It’s always sad when a storied and accomplished lineage comes to an end with no successor in sight. Today, that fate belongs to the Mitsubishi Pajero. On Wednesday Mitsubishi Motors announced that the illustrious off-roader will cease sales in Japan this August, and that the company will not develop the nameplate any further.
Since 1982, the Pajero (sold in the US as the Mitsubishi Montero and Dodge Raider) has been one of Japan’s flagship SUVs. Combining the comforts of a passenger car with true off-road capabilities, the truck has maintained its rugged body-on-frame construction even as car-based crossovers infiltrated the market. Its rise in popularity during the 80s and 90s coincided with Japan’s RV boom, which spawned countless vehicles for camping and outdoor activity enthusiasts.

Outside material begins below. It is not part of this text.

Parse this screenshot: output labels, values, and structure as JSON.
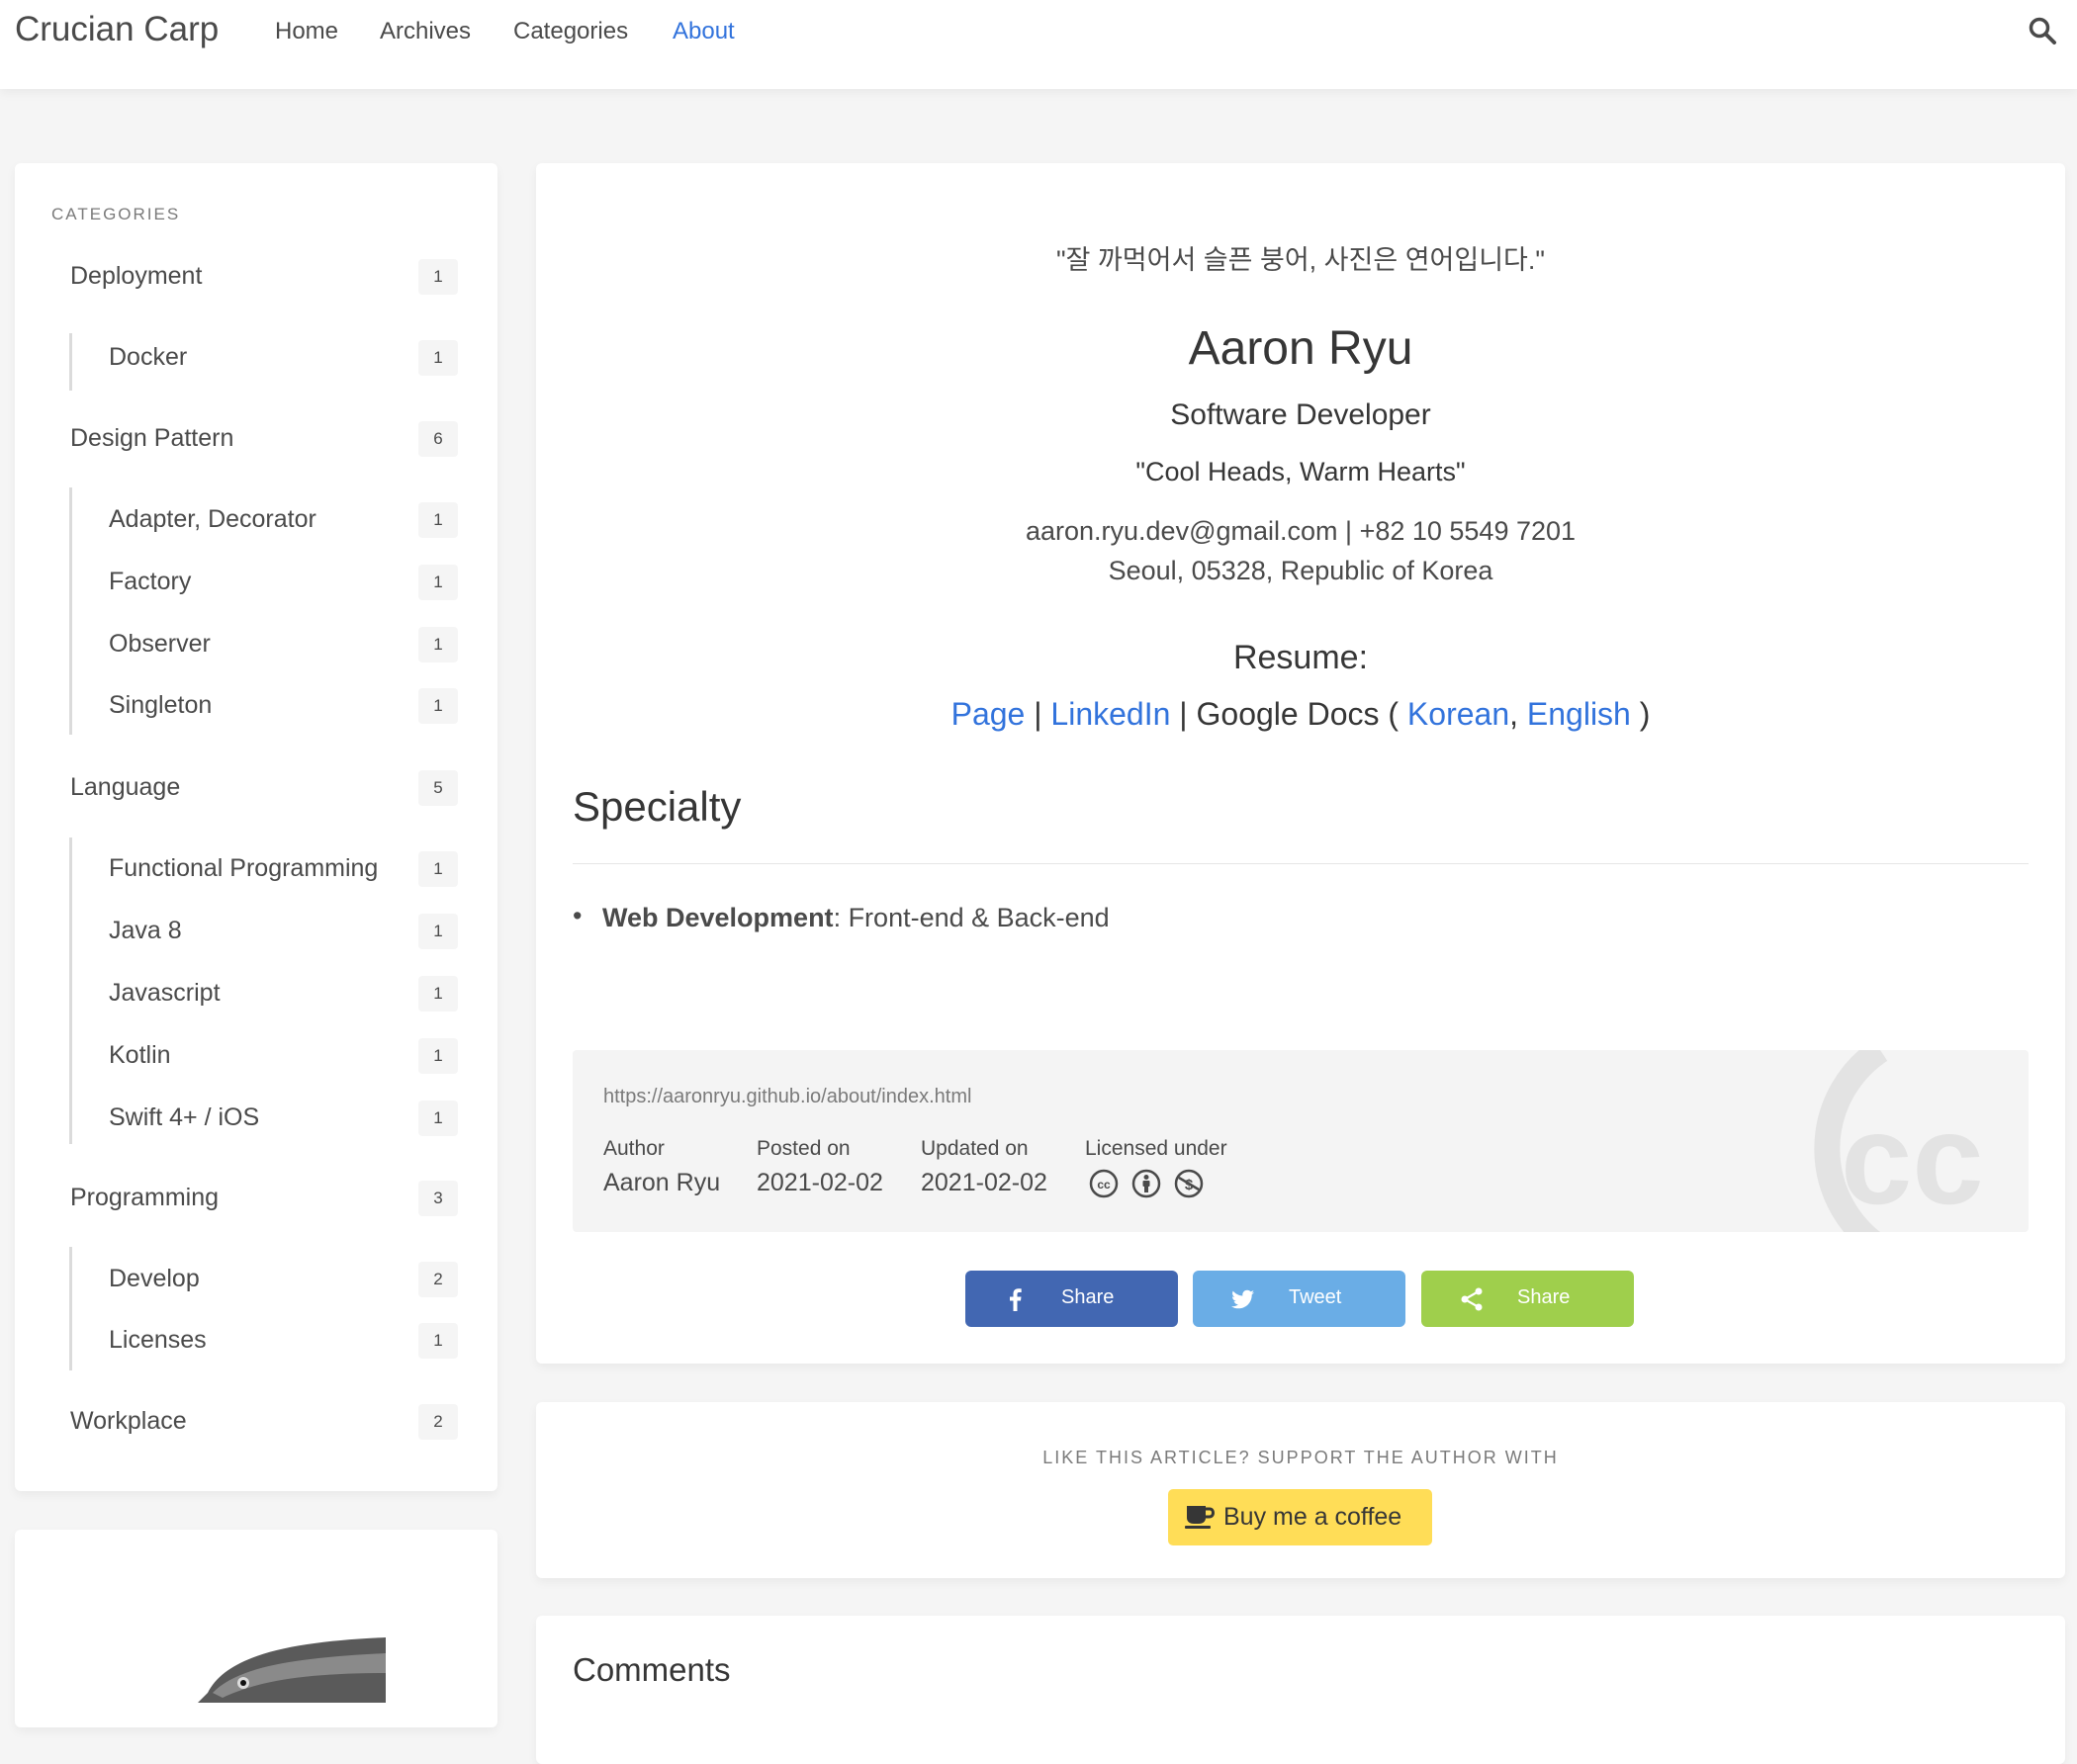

What set the Pajero apart, and catapulted it to legend status in Japan and throughout much of Asia, was its dominance in the Paris-Dakar Rally. With 12 victories in one of the world’s toughest off-road competitions — including an unprecedented seven-year streak from 2001-07 — the Pajero made Mitsubishi the winningest marque in the race’s history. That record still stands to this day, even though Mitsubishi hasn’t participated officially since 2007.

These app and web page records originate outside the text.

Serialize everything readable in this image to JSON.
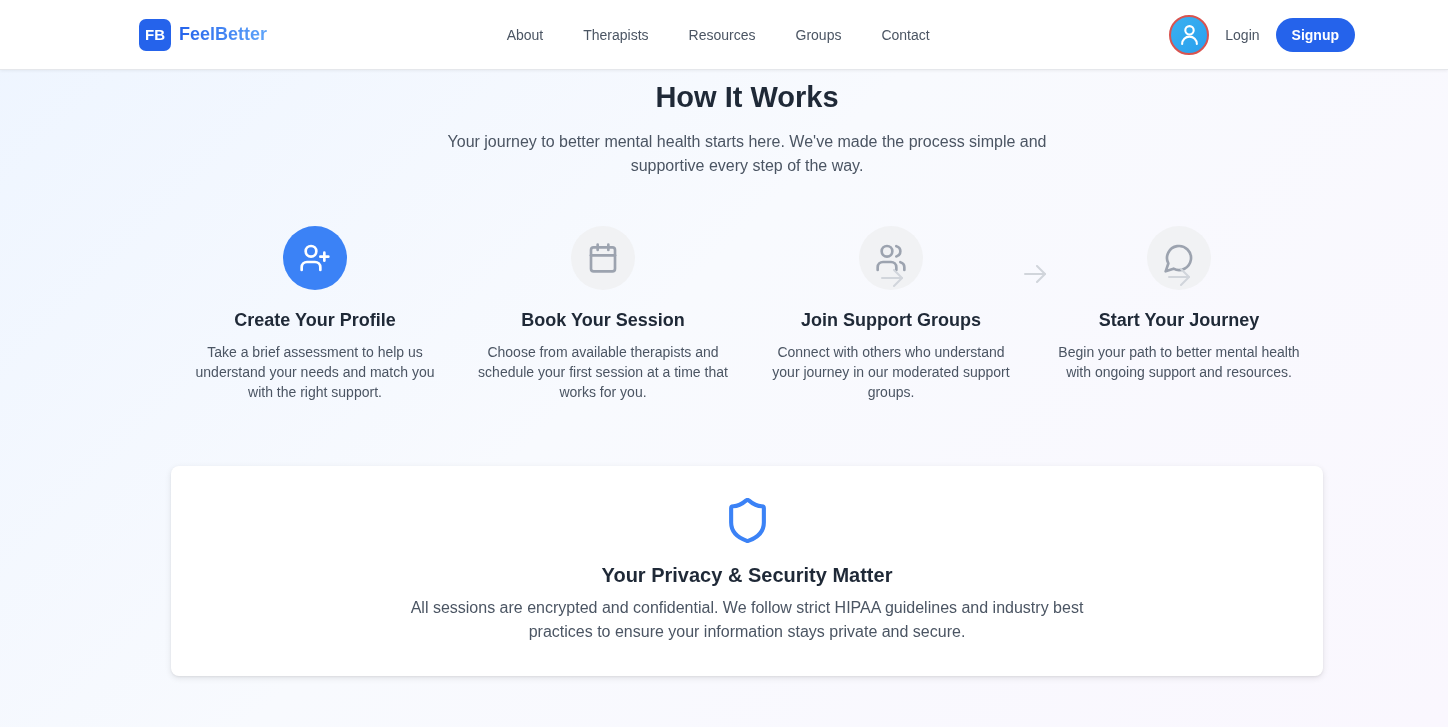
{
  "nav": {
    "logo_mark": "FB",
    "brand": "FeelBetter",
    "links": [
      {
        "label": "About"
      },
      {
        "label": "Therapists"
      },
      {
        "label": "Resources"
      },
      {
        "label": "Groups"
      },
      {
        "label": "Contact"
      }
    ],
    "login": "Login",
    "signup": "Signup"
  },
  "intro": {
    "title": "How It Works",
    "subtitle": "Your journey to better mental health starts here. We've made the process simple and supportive every step of the way."
  },
  "steps": [
    {
      "title": "Create Your Profile",
      "description": "Take a brief assessment to help us understand your needs and match you with the right support.",
      "selected": true
    },
    {
      "title": "Book Your Session",
      "description": "Choose from available therapists and schedule your first session at a time that works for you.",
      "selected": false
    },
    {
      "title": "Join Support Groups",
      "description": "Connect with others who understand your journey in our moderated support groups.",
      "selected": false
    },
    {
      "title": "Start Your Journey",
      "description": "Begin your path to better mental health with ongoing support and resources.",
      "selected": false
    }
  ],
  "privacy": {
    "title": "Your Privacy & Security Matter",
    "text": "All sessions are encrypted and confidential. We follow strict HIPAA guidelines and industry best practices to ensure your information stays private and secure."
  }
}
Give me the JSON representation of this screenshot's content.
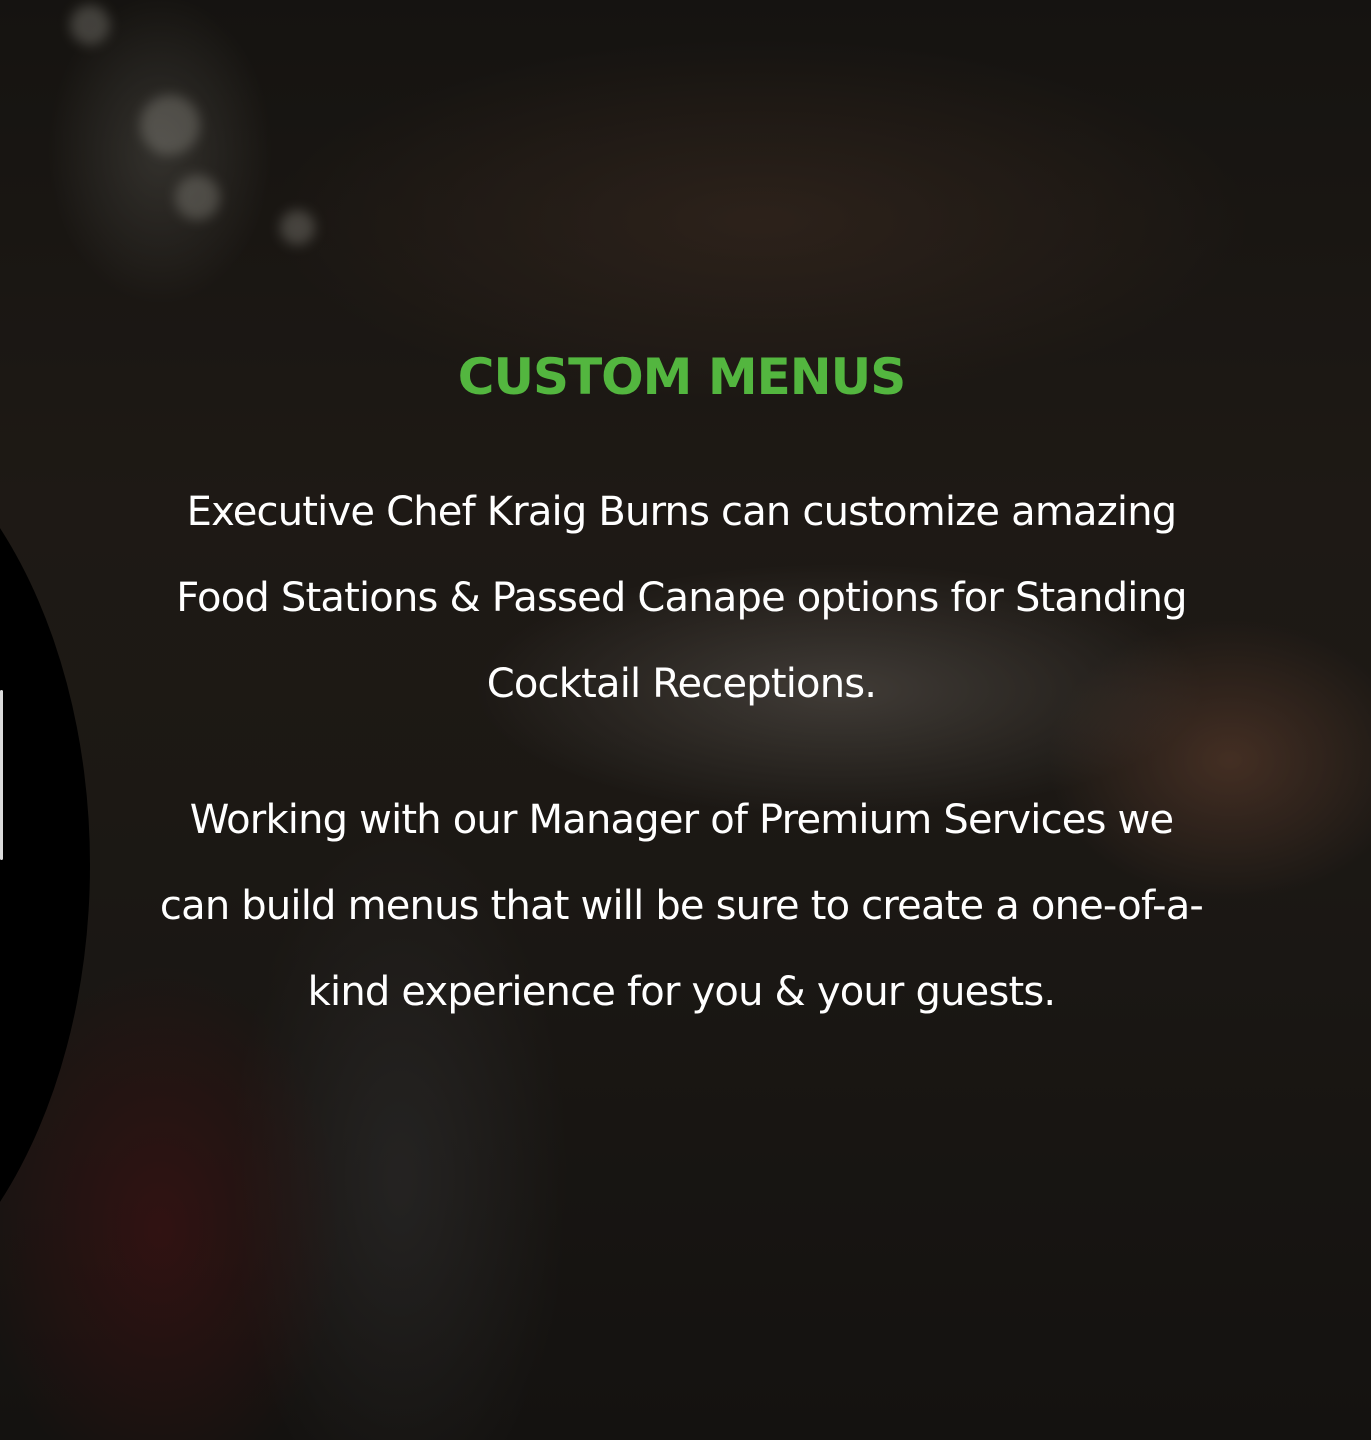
{
  "colors": {
    "title": "#53b63f",
    "body_text": "#ffffff",
    "background_dark": "#1d1a17"
  },
  "section": {
    "title": "CUSTOM MENUS",
    "paragraphs": [
      "Executive Chef Kraig Burns can customize amazing Food Stations & Passed Canape options for Standing Cocktail Receptions.",
      "Working with our Manager of Premium Services we can build menus that will be sure to create a one-of-a-kind experience for you & your guests."
    ]
  }
}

Mitsubishi has produced over 3 million Pajeros with over 640,000 sold in Japan, but in recent years domestic sales have declined to just a few hundred a year. The current generation, the Pajero’s fourth, has been on the market since 2006, the same year Mitsubishi halted US sales of the Montero.
To mark the end of the Pajero family tree, Mitsubishi announced a Final Edition model. It will offer the most popular options, such as roof rails and leather upholstery, in a single trim with special badging to denote that it is the last of its kind. Only 700 will be made. Mitsubishi is also offering a commemorative decal set and a serial numbered wristwatch made by Citizen.
Mitsubishi will continue to produce the fourth-gen Pajero in its Gifu Prefecture factory for export. The Pajero is still popular in southeast Asia and Latin America, but how long that will last is unknown. With no development planned for a next generation and already 13 years on the vine for the current one, it’s likely living on borrowed time.
An unbroken 37 years is a long run for any model, but when it’s one as acclaimed as the Pajero, the demise is particularly heartbreaking. Sports cars have been on the decline for decades, but 4x4s, especially ones with competition provenance, seemed as if they’d be able to more easily find a place with enthusiasts as tall, AWD wagons became the vehicular norm. Instead, we see the passing of yet another great machine built with purpose. With all its iconic nameplates save for the Delica now gone or reconstituted as shadows of what they once were, it truly feels like the end of an era for Mitsubishi.
Images courtesy of Mitsubishi.